The Agency addressed this concern by creating an administrative process through which a company facing termination may appeal for reinstatement.
During the evaluation process, three industry stakeholders, each of whom already use PSP in their hiring process, suggested that the cost of PSP might discourage some motor carriers from enrolling in the program.
PSP’s fees have remained the same since the program’s launch in 2010: account holders pay $10 per record and an annual fee of $25 or $100 depending on the motor carrier’s size. FMCSA believes that the price is reasonable and motor carrier behavior does not suggest that cost is a barrier to PSP program adoption.
In both 2017 and 2018, the PSP enrollment rate increased to the highest level since the program’s inaugural year (2010.)
Nearly half (49%) of PSP record requests are submitted via industry service providers (ISPs.) ISPs regularly charge motor carriers more than the $10 fee fora PSP record.
PSP’s fees have remained unchanged since 2010, without any adjustments for inflation. If the PSP fees were adjusted for inflation, a PSP record would cost $11.57 today (https://data.bls.gov/cgibin/cpicalc.pl?cost1=10.00&year1=201005&year2=201809).
These factors indicate that price is not a barrier to program adoption.
o Lack of Awareness/Value
As evidenced by the continuing growth of PSP usage throughout the motor carrier industry, FMCSA has addressed this barrier to PSP adoption.
As a result of the NTSB recommendation, PSP-related marketing efforts were intensified. A team was assembled to develop a marketing strategy. The strategy entailed:

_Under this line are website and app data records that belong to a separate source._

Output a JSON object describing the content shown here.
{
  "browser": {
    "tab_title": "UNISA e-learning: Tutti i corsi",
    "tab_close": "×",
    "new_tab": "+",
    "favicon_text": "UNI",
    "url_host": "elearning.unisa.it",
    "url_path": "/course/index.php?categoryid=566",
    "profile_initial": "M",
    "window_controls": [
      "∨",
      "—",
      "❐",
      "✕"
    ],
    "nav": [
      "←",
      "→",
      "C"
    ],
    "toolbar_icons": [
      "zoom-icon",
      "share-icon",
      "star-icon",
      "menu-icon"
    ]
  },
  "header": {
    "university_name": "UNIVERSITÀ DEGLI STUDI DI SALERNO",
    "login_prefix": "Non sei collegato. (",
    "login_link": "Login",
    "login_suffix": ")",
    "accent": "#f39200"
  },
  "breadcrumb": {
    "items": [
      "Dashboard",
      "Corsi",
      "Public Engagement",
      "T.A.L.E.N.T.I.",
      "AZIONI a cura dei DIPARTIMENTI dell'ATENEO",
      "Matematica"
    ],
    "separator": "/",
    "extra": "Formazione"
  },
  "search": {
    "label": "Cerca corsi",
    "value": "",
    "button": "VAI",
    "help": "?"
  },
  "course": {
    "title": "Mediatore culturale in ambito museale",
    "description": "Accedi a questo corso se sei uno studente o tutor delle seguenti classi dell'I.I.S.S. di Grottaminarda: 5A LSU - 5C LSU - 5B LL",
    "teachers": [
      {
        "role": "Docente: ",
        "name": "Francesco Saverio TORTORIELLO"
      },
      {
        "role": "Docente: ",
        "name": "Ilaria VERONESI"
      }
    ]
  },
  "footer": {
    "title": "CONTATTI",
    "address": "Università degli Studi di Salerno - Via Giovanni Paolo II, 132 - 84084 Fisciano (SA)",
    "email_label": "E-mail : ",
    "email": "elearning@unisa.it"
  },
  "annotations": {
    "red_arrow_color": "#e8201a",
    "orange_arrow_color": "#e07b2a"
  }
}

• Expanded participation in industry events;
• Development of a webinar series:
• Collateral and marketing material refresh; and,
• A campaign that included articles in industry publications, a targeted email campaign, and multi-media components.
Execution of the campaign culminated in PSP registration rates that were 37% higher in the 3rd Quarter of 2018 as compared to the 3rd Quarter of 2017.
o PSP Complicates the Hiring Practice
The limited scope program evaluation summarized several concerns from stakeholders regarding the use of PSP. Some believed that the commercial drivers 5-year crash and 3-year inspection histories contained in the PSP report may conflict with information obtained from a State’s Motor Vehicle Record and/or performance accounts made by the driver, consequently obligating the carrier to conduct further investigation into the candidate’s background.
One stakeholder indicated that some carriers don’t understand PSP’s value beyond the required background checks, thus relegating PSP to the ranks of an unnecessary expense and hindrance to efficient hiring.
Motor carriers have often asked the agency to provide a definitive standard, based on PSP data, to be applied in hiring decisions.
It is not within the limits of the statute, nor the agency’s authority, to interpret the PSP record for the motor carrier.
• FMCSA requests NTSB close safety recommendation H-16-010.